TASK STATEMENT | Make an exact copy of the records, omitting all images.

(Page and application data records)
►

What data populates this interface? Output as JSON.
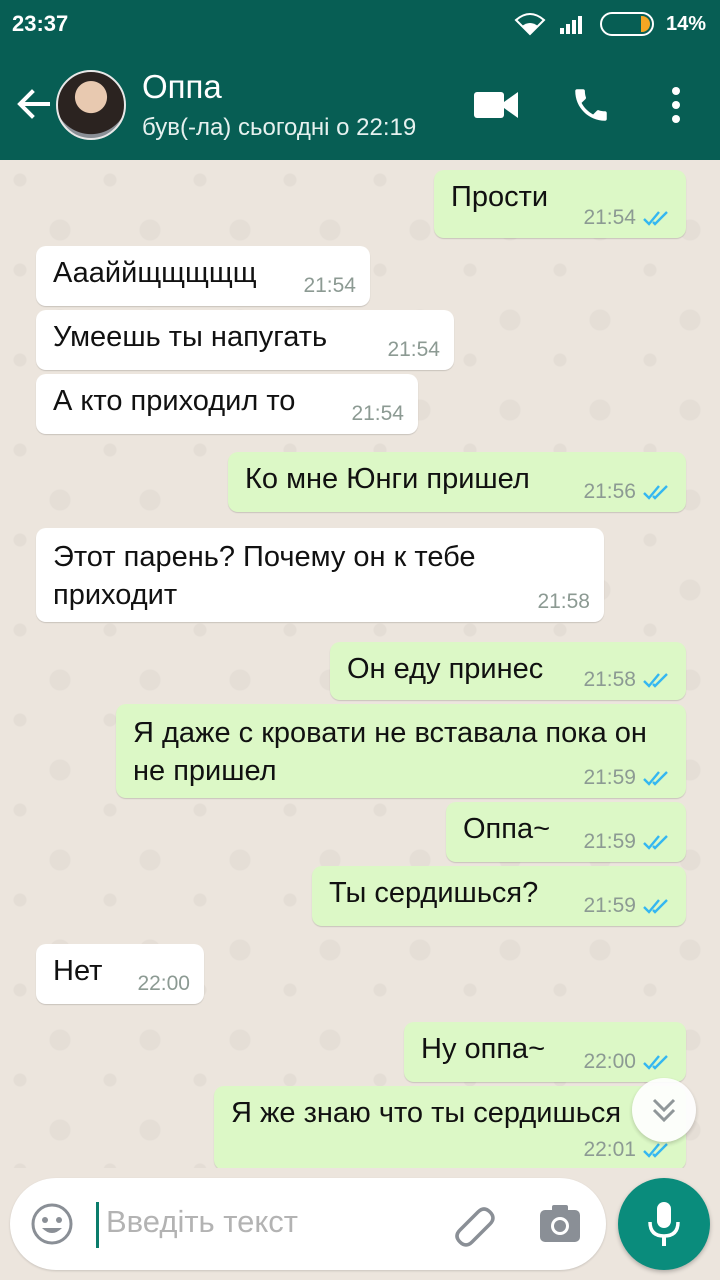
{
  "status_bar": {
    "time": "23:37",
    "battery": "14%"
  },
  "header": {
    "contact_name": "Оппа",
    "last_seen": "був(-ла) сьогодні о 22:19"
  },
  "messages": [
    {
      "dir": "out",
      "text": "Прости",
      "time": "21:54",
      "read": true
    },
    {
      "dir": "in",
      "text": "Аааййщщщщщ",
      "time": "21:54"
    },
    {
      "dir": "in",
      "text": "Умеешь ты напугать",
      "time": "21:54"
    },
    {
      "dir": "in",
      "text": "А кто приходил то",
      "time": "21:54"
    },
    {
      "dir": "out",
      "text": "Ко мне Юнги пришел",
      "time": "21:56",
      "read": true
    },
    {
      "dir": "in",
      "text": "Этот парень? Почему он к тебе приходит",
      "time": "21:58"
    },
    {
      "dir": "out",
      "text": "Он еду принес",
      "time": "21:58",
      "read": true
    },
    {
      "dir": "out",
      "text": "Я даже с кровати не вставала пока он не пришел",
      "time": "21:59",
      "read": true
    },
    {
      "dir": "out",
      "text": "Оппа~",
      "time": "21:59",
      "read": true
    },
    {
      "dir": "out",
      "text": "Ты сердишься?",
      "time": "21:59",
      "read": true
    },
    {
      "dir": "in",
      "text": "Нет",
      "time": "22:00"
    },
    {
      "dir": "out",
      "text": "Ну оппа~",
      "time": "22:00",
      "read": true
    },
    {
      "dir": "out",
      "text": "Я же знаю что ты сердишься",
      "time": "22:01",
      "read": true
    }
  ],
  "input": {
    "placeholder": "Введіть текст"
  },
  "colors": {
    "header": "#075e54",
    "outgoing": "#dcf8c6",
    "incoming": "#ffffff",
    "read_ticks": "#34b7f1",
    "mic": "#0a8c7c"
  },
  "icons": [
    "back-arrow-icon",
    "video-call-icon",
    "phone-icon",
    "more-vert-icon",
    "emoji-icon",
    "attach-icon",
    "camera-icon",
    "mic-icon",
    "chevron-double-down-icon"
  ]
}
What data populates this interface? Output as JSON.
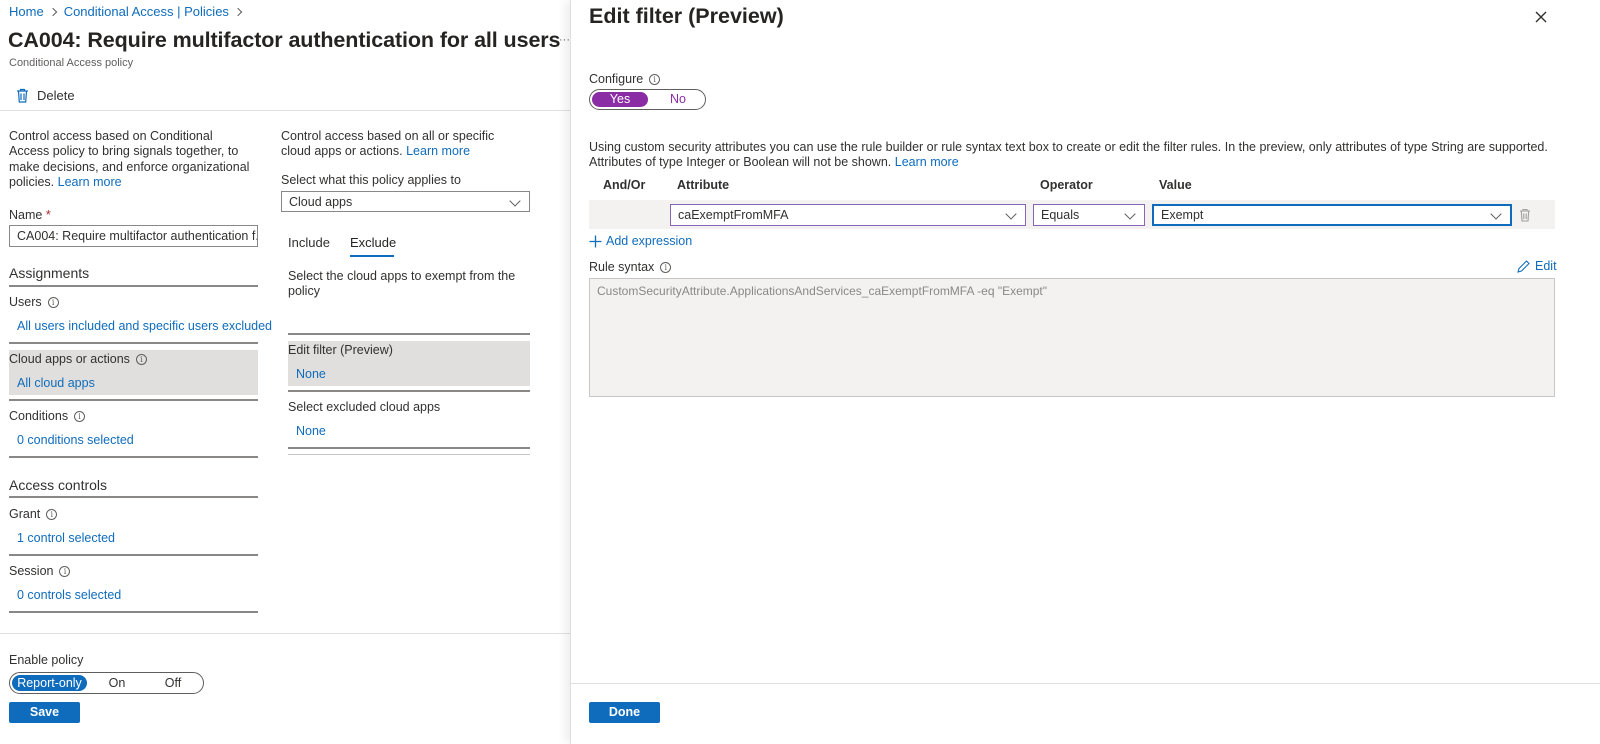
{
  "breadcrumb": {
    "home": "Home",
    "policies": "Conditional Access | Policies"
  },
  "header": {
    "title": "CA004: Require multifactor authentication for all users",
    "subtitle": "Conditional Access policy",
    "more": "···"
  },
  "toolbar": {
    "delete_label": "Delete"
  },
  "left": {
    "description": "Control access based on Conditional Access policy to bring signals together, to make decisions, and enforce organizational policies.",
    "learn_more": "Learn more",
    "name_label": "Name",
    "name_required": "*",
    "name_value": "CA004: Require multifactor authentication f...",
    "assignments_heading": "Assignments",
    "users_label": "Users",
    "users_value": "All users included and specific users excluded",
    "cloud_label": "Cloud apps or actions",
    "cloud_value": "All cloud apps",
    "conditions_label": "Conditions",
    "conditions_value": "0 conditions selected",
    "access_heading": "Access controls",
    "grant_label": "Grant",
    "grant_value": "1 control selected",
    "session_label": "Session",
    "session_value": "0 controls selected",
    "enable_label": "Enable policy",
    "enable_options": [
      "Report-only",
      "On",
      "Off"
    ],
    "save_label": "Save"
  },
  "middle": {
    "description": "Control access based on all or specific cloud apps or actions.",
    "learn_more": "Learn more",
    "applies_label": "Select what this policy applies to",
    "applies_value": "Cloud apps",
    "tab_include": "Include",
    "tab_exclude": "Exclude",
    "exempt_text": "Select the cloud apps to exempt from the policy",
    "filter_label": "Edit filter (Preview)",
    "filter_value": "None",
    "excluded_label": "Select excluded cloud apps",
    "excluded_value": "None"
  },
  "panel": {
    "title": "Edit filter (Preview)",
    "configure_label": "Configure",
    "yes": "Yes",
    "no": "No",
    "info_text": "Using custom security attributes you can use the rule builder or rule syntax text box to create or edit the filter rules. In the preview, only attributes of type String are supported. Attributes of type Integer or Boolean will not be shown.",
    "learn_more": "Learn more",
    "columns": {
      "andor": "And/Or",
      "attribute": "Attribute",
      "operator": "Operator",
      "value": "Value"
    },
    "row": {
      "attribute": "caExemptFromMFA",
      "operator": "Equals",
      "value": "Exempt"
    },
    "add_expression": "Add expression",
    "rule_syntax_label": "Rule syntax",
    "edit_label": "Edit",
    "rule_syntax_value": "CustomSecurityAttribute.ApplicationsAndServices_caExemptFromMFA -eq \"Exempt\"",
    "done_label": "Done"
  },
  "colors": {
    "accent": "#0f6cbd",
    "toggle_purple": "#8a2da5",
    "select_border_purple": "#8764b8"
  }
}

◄

FINISHED EXERCISE |
What data populates this interface? Output as JSON.
{
  "status_bar": {
    "time": "23:37",
    "battery": "14%"
  },
  "header": {
    "contact_name": "Оппа",
    "last_seen": "був(-ла) сьогодні о 22:19"
  },
  "messages": [
    {
      "dir": "out",
      "text": "Прости",
      "time": "21:54",
      "read": true
    },
    {
      "dir": "in",
      "text": "Аааййщщщщщ",
      "time": "21:54"
    },
    {
      "dir": "in",
      "text": "Умеешь ты напугать",
      "time": "21:54"
    },
    {
      "dir": "in",
      "text": "А кто приходил то",
      "time": "21:54"
    },
    {
      "dir": "out",
      "text": "Ко мне Юнги пришел",
      "time": "21:56",
      "read": true
    },
    {
      "dir": "in",
      "text": "Этот парень? Почему он к тебе приходит",
      "time": "21:58"
    },
    {
      "dir": "out",
      "text": "Он еду принес",
      "time": "21:58",
      "read": true
    },
    {
      "dir": "out",
      "text": "Я даже с кровати не вставала пока он не пришел",
      "time": "21:59",
      "read": true
    },
    {
      "dir": "out",
      "text": "Оппа~",
      "time": "21:59",
      "read": true
    },
    {
      "dir": "out",
      "text": "Ты сердишься?",
      "time": "21:59",
      "read": true
    },
    {
      "dir": "in",
      "text": "Нет",
      "time": "22:00"
    },
    {
      "dir": "out",
      "text": "Ну оппа~",
      "time": "22:00",
      "read": true
    },
    {
      "dir": "out",
      "text": "Я же знаю что ты сердишься",
      "time": "22:01",
      "read": true
    }
  ],
  "input": {
    "placeholder": "Введіть текст"
  },
  "colors": {
    "header": "#075e54",
    "outgoing": "#dcf8c6",
    "incoming": "#ffffff",
    "read_ticks": "#34b7f1",
    "mic": "#0a8c7c"
  },
  "icons": [
    "back-arrow-icon",
    "video-call-icon",
    "phone-icon",
    "more-vert-icon",
    "emoji-icon",
    "attach-icon",
    "camera-icon",
    "mic-icon",
    "chevron-double-down-icon"
  ]
}
What data populates this interface? Output as JSON.
{
  "breadcrumb": {
    "home": "Home",
    "policies": "Conditional Access | Policies"
  },
  "header": {
    "title": "CA004: Require multifactor authentication for all users",
    "subtitle": "Conditional Access policy",
    "more": "···"
  },
  "toolbar": {
    "delete_label": "Delete"
  },
  "left": {
    "description": "Control access based on Conditional Access policy to bring signals together, to make decisions, and enforce organizational policies.",
    "learn_more": "Learn more",
    "name_label": "Name",
    "name_required": "*",
    "name_value": "CA004: Require multifactor authentication f...",
    "assignments_heading": "Assignments",
    "users_label": "Users",
    "users_value": "All users included and specific users excluded",
    "cloud_label": "Cloud apps or actions",
    "cloud_value": "All cloud apps",
    "conditions_label": "Conditions",
    "conditions_value": "0 conditions selected",
    "access_heading": "Access controls",
    "grant_label": "Grant",
    "grant_value": "1 control selected",
    "session_label": "Session",
    "session_value": "0 controls selected",
    "enable_label": "Enable policy",
    "enable_options": [
      "Report-only",
      "On",
      "Off"
    ],
    "save_label": "Save"
  },
  "middle": {
    "description": "Control access based on all or specific cloud apps or actions.",
    "learn_more": "Learn more",
    "applies_label": "Select what this policy applies to",
    "applies_value": "Cloud apps",
    "tab_include": "Include",
    "tab_exclude": "Exclude",
    "exempt_text": "Select the cloud apps to exempt from the policy",
    "filter_label": "Edit filter (Preview)",
    "filter_value": "None",
    "excluded_label": "Select excluded cloud apps",
    "excluded_value": "None"
  },
  "panel": {
    "title": "Edit filter (Preview)",
    "configure_label": "Configure",
    "yes": "Yes",
    "no": "No",
    "info_text": "Using custom security attributes you can use the rule builder or rule syntax text box to create or edit the filter rules. In the preview, only attributes of type String are supported. Attributes of type Integer or Boolean will not be shown.",
    "learn_more": "Learn more",
    "columns": {
      "andor": "And/Or",
      "attribute": "Attribute",
      "operator": "Operator",
      "value": "Value"
    },
    "row": {
      "attribute": "caExemptFromMFA",
      "operator": "Equals",
      "value": "Exempt"
    },
    "add_expression": "Add expression",
    "rule_syntax_label": "Rule syntax",
    "edit_label": "Edit",
    "rule_syntax_value": "CustomSecurityAttribute.ApplicationsAndServices_caExemptFromMFA -eq \"Exempt\"",
    "done_label": "Done"
  },
  "colors": {
    "accent": "#0f6cbd",
    "toggle_purple": "#8a2da5",
    "select_border_purple": "#8764b8"
  }
}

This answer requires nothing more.